→ **Problem statement**: Find every line below where the word "title" occurs. Then say how many there are, giving only the number.

(Given information begins)

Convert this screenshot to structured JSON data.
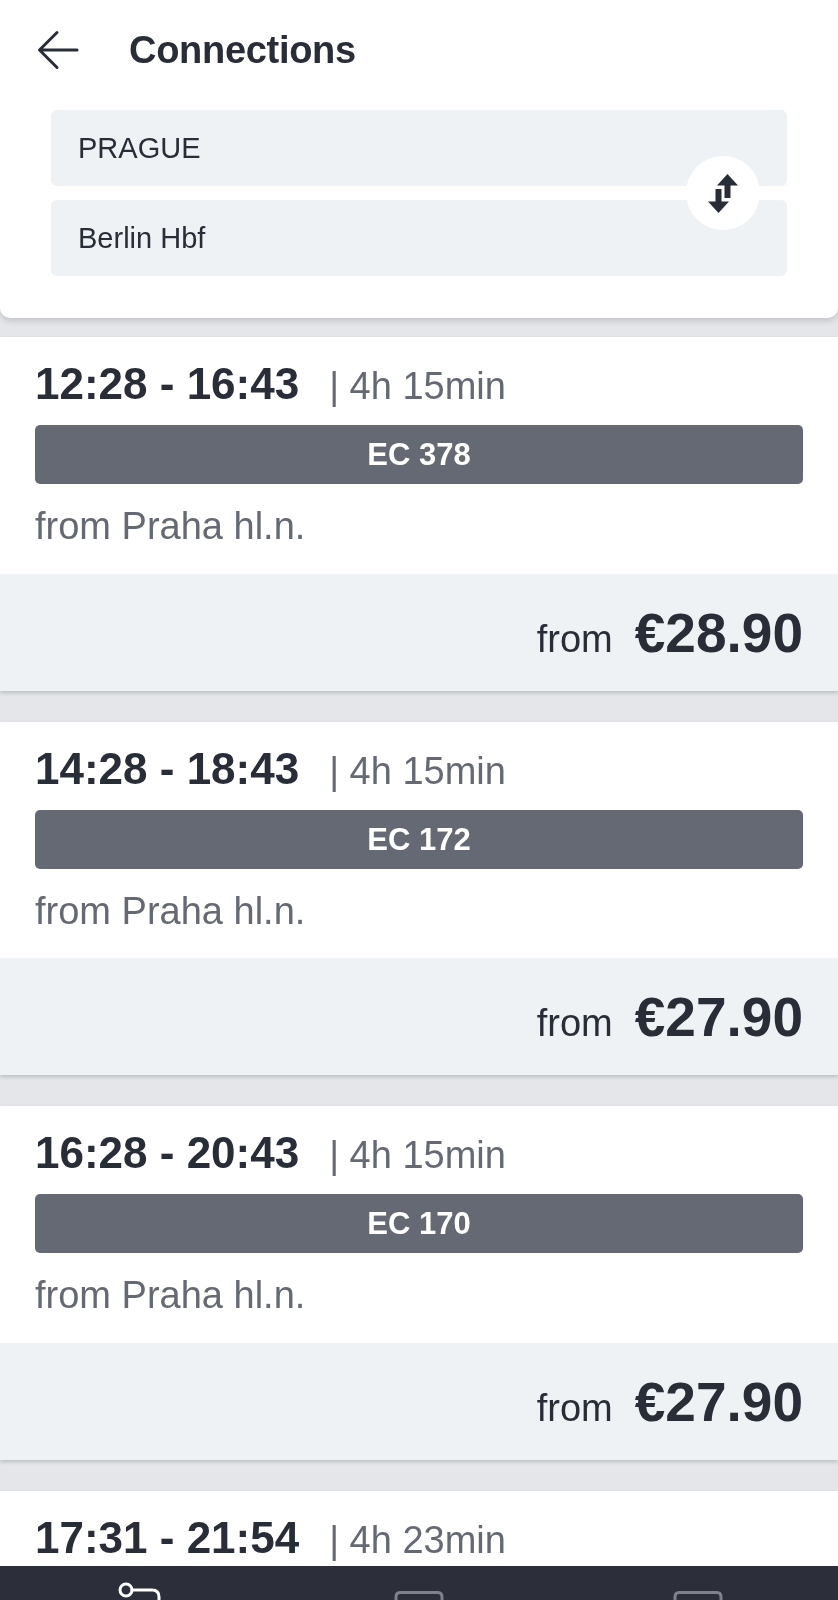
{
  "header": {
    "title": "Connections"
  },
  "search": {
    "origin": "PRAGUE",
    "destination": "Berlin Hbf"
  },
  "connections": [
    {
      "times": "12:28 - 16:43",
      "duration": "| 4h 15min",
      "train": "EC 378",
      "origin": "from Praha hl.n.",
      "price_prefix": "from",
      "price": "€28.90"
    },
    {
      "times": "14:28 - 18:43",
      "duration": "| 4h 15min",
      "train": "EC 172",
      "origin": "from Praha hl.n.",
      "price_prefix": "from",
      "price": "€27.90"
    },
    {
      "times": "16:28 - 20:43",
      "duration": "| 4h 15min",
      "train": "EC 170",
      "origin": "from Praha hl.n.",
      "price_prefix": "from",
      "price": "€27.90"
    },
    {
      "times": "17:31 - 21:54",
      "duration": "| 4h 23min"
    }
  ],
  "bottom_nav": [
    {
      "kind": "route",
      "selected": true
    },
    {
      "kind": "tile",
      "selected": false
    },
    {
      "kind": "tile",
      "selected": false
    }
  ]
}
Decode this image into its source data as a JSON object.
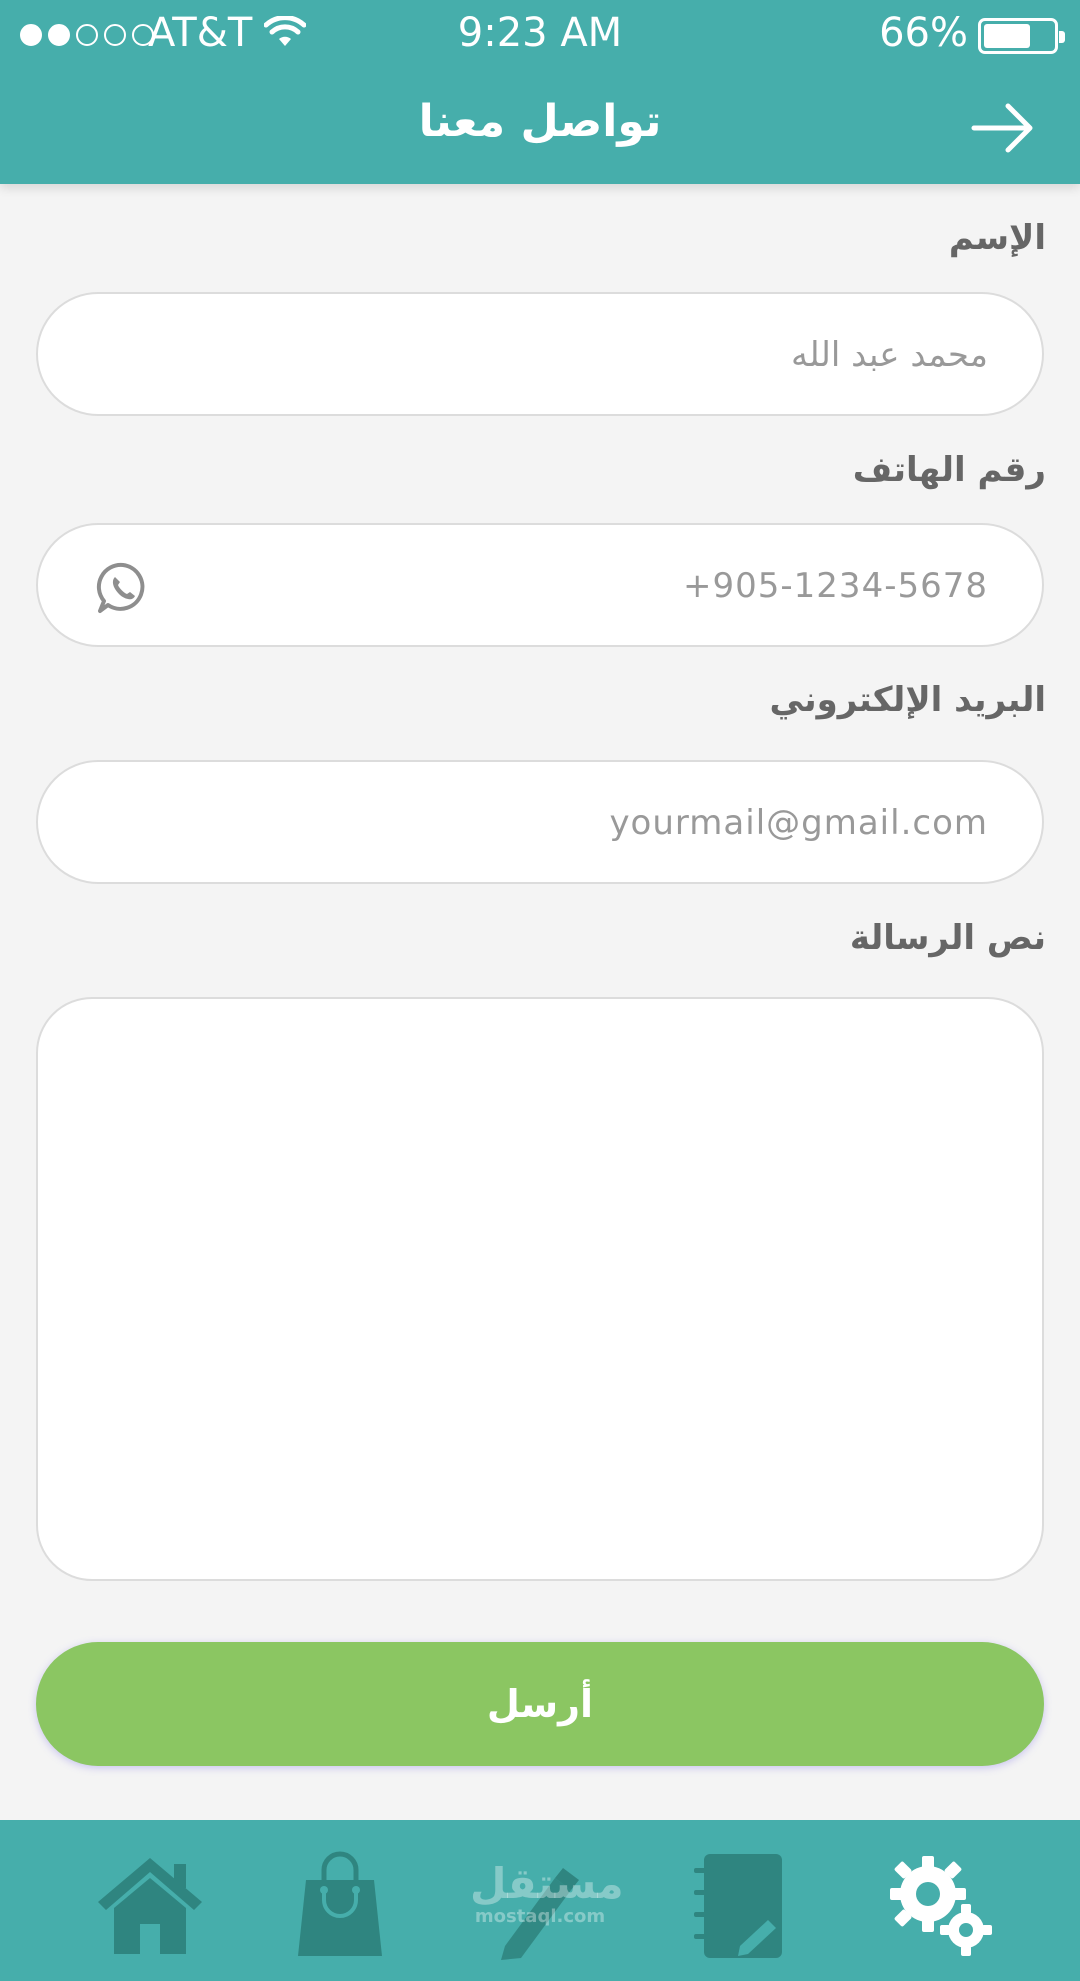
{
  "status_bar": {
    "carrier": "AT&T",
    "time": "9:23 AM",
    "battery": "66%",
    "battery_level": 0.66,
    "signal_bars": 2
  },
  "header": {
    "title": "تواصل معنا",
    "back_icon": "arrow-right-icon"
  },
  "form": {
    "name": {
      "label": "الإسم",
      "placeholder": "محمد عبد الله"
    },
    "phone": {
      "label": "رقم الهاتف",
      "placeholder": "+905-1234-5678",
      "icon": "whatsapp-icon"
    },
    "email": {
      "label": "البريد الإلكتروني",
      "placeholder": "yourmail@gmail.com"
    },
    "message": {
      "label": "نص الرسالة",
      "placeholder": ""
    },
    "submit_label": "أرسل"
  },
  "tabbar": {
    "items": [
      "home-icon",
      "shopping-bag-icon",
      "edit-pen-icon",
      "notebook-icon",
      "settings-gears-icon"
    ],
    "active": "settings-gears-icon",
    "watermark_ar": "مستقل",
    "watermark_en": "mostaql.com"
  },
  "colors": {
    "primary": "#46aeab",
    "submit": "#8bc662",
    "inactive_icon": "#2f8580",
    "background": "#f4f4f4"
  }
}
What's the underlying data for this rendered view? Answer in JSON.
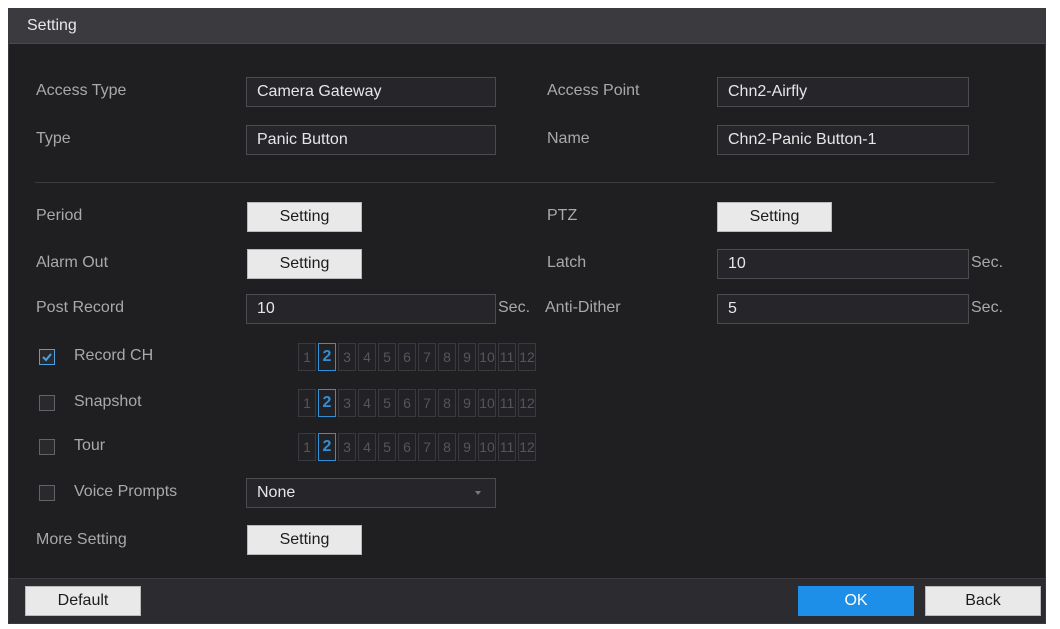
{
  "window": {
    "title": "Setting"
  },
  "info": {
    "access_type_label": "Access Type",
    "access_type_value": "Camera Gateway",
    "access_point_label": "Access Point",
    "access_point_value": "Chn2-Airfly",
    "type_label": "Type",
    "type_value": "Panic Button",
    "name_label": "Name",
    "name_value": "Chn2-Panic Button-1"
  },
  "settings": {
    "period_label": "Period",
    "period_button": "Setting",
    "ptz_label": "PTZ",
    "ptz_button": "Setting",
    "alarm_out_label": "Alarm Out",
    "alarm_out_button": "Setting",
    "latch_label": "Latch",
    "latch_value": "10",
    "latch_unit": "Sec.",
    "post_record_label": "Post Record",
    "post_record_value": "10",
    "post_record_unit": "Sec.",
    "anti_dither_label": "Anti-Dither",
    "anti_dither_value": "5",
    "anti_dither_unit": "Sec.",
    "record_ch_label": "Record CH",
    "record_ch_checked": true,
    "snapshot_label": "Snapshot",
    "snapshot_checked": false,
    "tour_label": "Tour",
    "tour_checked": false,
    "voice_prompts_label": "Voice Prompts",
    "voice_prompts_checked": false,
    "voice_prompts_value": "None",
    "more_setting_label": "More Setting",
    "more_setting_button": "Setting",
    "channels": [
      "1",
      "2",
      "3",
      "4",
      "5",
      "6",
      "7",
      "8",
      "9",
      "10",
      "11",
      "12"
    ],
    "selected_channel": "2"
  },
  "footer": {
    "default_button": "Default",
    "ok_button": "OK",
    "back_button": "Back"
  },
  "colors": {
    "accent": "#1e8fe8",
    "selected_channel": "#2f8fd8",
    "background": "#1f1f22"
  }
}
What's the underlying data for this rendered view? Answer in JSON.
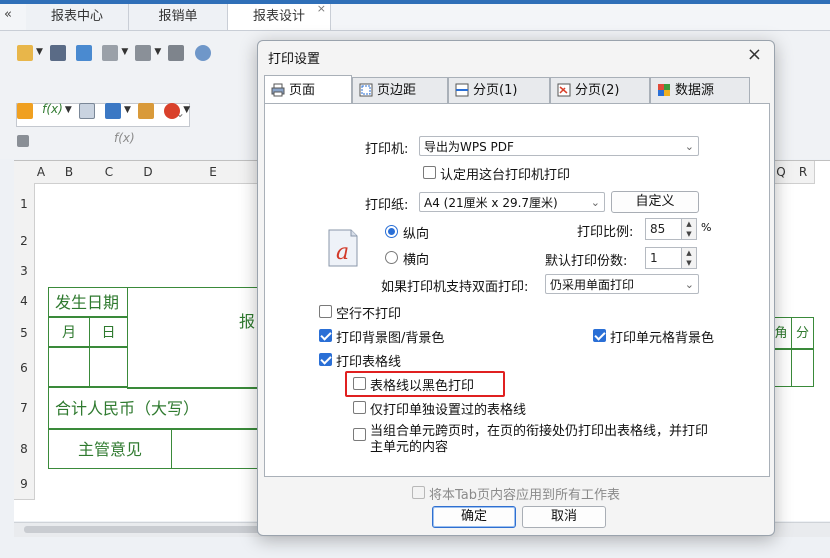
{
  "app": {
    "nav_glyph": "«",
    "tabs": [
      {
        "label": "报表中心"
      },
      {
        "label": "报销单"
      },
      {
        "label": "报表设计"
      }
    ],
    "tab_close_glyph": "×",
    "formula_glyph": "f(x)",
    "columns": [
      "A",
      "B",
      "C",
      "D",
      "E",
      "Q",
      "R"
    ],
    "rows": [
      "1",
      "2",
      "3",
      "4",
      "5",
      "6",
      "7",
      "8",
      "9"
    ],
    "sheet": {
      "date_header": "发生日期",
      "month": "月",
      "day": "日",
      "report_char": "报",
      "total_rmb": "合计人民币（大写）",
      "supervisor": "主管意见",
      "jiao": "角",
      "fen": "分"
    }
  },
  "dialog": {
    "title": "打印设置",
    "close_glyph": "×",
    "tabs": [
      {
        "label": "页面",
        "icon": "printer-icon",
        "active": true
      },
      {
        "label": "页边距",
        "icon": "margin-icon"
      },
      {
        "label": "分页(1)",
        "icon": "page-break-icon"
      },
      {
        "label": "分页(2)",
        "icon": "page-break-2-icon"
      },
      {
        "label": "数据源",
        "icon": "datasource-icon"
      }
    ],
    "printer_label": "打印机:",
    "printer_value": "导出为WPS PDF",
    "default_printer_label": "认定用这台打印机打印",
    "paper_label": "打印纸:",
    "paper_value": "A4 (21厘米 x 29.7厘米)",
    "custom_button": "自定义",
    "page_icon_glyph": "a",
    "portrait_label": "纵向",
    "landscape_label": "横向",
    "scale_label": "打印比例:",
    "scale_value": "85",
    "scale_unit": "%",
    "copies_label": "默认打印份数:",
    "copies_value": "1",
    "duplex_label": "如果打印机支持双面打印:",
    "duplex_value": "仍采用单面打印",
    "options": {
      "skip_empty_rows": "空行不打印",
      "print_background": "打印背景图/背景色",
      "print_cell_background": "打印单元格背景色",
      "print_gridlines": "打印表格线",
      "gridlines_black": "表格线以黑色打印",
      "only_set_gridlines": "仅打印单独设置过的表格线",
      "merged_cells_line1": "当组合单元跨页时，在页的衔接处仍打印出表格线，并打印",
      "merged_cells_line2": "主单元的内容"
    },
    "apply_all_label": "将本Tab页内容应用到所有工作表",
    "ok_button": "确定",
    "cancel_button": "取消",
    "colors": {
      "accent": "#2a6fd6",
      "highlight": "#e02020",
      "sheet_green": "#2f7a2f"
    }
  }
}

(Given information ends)

→ **Solution below**: 4